Given data:
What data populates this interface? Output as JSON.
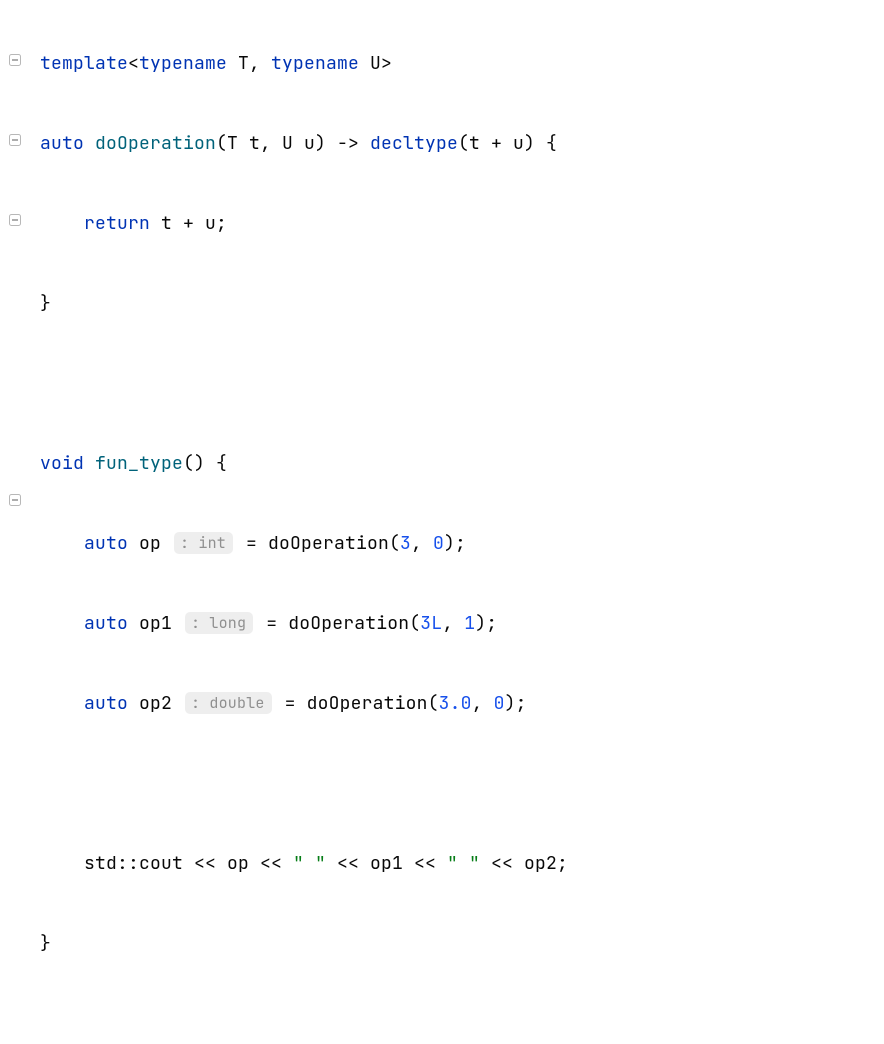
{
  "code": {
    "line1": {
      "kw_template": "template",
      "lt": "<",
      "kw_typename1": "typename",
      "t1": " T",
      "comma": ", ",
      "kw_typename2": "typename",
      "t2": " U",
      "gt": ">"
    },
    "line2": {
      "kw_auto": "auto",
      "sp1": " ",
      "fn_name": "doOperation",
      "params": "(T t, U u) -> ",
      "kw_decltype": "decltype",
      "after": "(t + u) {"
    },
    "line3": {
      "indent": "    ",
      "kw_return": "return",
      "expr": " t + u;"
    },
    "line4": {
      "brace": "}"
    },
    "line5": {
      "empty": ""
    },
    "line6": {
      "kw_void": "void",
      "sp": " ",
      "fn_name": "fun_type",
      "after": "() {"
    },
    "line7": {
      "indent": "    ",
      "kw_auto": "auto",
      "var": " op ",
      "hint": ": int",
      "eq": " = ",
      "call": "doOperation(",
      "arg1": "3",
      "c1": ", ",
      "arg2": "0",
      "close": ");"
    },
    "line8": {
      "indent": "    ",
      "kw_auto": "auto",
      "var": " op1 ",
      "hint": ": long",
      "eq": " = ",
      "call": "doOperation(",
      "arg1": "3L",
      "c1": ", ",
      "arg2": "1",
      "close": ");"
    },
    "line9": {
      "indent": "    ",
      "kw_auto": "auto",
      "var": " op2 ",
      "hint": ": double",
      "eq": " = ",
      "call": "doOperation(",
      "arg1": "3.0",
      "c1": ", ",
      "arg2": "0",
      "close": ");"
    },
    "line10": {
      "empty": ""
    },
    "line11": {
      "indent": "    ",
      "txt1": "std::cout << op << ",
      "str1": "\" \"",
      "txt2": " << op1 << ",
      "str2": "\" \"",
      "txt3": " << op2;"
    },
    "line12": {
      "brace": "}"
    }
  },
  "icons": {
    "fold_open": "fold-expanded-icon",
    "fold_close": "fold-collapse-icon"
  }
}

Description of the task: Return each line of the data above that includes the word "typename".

Answer below:
      "kw_typename1": "typename",
      "kw_typename2": "typename",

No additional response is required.